St Michael’s Mount is one of Cornwall’s most beloved and recognisable destinations. A fairy tale castle on a tiny tidal island, it is truly the stuff of fantasy and myth, and if recent reports are to be believed the mount will feature in the upcoming prequel to the enormously popular series ‘Games of Thrones’.
But even before its modern-day fame the mount has always had an air of mystery about it and in fact it features in one of Cornwall’s most famous legends – that of the giant Cormoran and Jack the Giant Slayer!
The story goes that Cormoran built the hill on which the castle now stands out of huge boulders as a home for him and his wife. He was said to be very friendly with the giant Trecobben who lived on nearby Trecrom hill and they shared an enormous hammer for their building work. The giants would nonchalantly throw the massive tool back and forth between the two hills and one day Trecobben threw the hammer and accidently struck Cormoran’s wife on the head killing her. The pair were grief stricken and buried her where the castle courtyard is today.
Cormoran was not too friendly with his other neighbours after this however and would come wading ashore from the island and cause havoc, scaring the people and stealing their sheep and cows for his dinner. In the end the local folk put up a reward for anyone who could rid them of this menace.
St Michael’s Mount
Young Jack was said to be the son of a farmer living near Lands End and he heard of the reward for slaying the giant and came up with a cunning plan. One night Jack rowed out to the island while Cormoran was asleep and dug an enormous pit. It was nearly dawn by the time he had finished and as the sun began to rise Jack stood on the far side of the pit and blew a horn to wake the giant. Cormoran was furious at the rude awakening and charged at Jack with the rising sun in his eyes. Of course he fell into the pit and Jack was able to strike him with his pickaxe and then fill the dirt back in on top of his foe.

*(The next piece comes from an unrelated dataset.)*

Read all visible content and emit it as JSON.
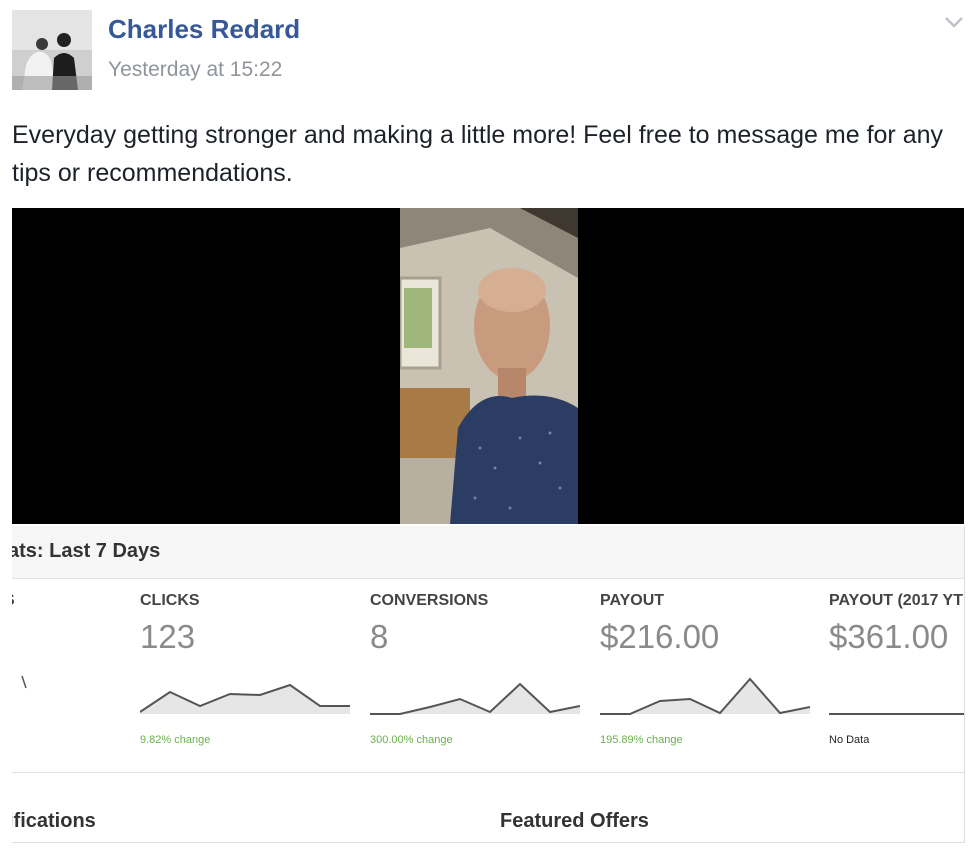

The local people were delighted and gave Jack the title of ‘giant slayer’. The hole into which Cormoran fell is said to be the island’s well which can still be seen to this day, as can a heart-shaped cobblestone said to be the giant’s heart.